I'm a programmer who's still in his teens. I've been doing some programming for a couple of years now, I started on Ruby, and later switched to Python due to the massive amount of learning resources there. I never really built anything worthwhile with Python, but feel like I learned a fair amount of programming fundamentals going through Zed Shaw's Learn Python The Hard Way.
For the last few months I've been looking over languages to learn, as I feel a lack of interest in Python. In the end I decided I want to learn both C# and Haskell as my next languages. My brother, a software engineer, recommends I don't learn Haskell yet, as he thinks I'll get tripped up with some of the ideas associated with it, such as it being pure. Originally I would've just stuck with learning C#, as I have a few books on it and it's frameworks such as XNA, but Haskell keeps drawing me back to it. I also have a copy of Learn You A Haskell For Great Good! which seems like a great start into Haskell.
I feel like I could learn C# along with Haskell at the same time, although it might take me longer. One of my worries about not learning C# quickly is that with the fast pace of C#/.NET/XNA development that the books I have will be outdated by the time I'm really ready to use them. (I don't have any directly about beginning C#, just C# in Depth, a couple ASP.NET ones and an XNA 4.0 book.) Also note, I have access to Visual Studio Ultimate, which seems like it could be useful in learning how to program while still getting access to Intellisense and other VS features.
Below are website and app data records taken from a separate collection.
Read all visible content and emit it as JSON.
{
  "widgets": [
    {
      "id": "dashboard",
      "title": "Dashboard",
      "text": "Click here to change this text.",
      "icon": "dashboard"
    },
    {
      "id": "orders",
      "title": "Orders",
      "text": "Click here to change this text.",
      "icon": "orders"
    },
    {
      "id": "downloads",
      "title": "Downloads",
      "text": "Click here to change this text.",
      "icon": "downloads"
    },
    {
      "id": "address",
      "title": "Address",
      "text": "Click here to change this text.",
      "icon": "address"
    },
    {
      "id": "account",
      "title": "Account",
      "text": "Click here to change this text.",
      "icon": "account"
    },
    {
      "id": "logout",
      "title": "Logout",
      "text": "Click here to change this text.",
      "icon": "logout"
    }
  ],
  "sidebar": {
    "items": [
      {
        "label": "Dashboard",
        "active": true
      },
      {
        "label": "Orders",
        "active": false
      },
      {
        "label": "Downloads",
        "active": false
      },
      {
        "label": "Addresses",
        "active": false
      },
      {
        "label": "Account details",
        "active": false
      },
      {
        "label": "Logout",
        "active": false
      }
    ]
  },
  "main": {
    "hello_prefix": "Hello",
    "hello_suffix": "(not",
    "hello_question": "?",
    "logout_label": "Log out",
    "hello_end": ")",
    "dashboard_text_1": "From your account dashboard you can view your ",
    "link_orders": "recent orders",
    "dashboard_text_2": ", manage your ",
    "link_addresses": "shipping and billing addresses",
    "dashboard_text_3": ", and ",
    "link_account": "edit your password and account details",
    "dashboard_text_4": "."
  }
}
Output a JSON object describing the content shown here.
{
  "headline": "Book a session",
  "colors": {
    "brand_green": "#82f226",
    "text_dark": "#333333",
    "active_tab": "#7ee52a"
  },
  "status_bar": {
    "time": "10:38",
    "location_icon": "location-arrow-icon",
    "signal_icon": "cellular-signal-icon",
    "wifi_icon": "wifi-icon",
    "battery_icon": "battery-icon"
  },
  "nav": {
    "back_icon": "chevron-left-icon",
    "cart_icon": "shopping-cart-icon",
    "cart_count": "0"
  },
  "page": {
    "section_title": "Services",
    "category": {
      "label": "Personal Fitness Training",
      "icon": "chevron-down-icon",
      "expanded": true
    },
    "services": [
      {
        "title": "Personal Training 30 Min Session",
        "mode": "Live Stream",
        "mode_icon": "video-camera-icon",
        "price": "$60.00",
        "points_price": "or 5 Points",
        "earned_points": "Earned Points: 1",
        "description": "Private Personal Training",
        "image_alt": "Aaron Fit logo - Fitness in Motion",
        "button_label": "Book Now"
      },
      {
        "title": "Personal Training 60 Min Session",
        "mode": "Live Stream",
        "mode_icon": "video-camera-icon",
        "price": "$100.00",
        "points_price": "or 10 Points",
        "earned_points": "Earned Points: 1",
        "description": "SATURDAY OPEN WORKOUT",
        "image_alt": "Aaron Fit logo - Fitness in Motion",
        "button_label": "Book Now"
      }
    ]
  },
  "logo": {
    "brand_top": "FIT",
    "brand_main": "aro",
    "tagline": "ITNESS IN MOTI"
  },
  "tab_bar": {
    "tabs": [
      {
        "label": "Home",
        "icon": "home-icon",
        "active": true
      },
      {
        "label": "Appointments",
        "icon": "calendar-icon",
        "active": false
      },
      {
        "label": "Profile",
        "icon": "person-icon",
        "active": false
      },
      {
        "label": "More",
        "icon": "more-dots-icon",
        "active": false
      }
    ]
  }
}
Haskell on the other hand seems extremely enticing as I'm really interested in some of the things it's best at, such as algorithms/problems at sites such as Project Euler. The advantages of learning two very different paradigmatic languages at the beginning of my programming career seems very advantageous.
My question is this, would it be better (considering my situation) to learn C# and write some non-trivial programs in it, something I've yet to really do, then attempt to learn Haskell and write some programs in it? Or could I feasibly learn both at the same time and still be fluent in both and be able to write projects in both of them?
Edit: I chose tdammers response as the questions answer for the reason that he recognized both options and gave reasons for why either could work. In some ways I agree with Sayem, that generally it's best to learn just one language and master it. However, I have years before I'll be entering the workforce as a programmer, and since it is one of the things I love most I feel like it wouldn't be much of a burden to take the time to learn both and master both simultaneously. That said I still might chose to focus mainly on one language and learn the other on the side.
Edit 2: I've chosen to learn both C# and Haskell at the same time. I'll be using online resources along with a couple books I have. Below is a list of the resources I'm going to use for each language.
- Programming C# 4.0 - Ian Griffiths, Matthew Adams, and Jesse Liberty
- C# in Depth - Jon Skeet
- Framework Specific Books
- XNA Game Studio 4.0 Programming - Tom Miller & Dean Johnson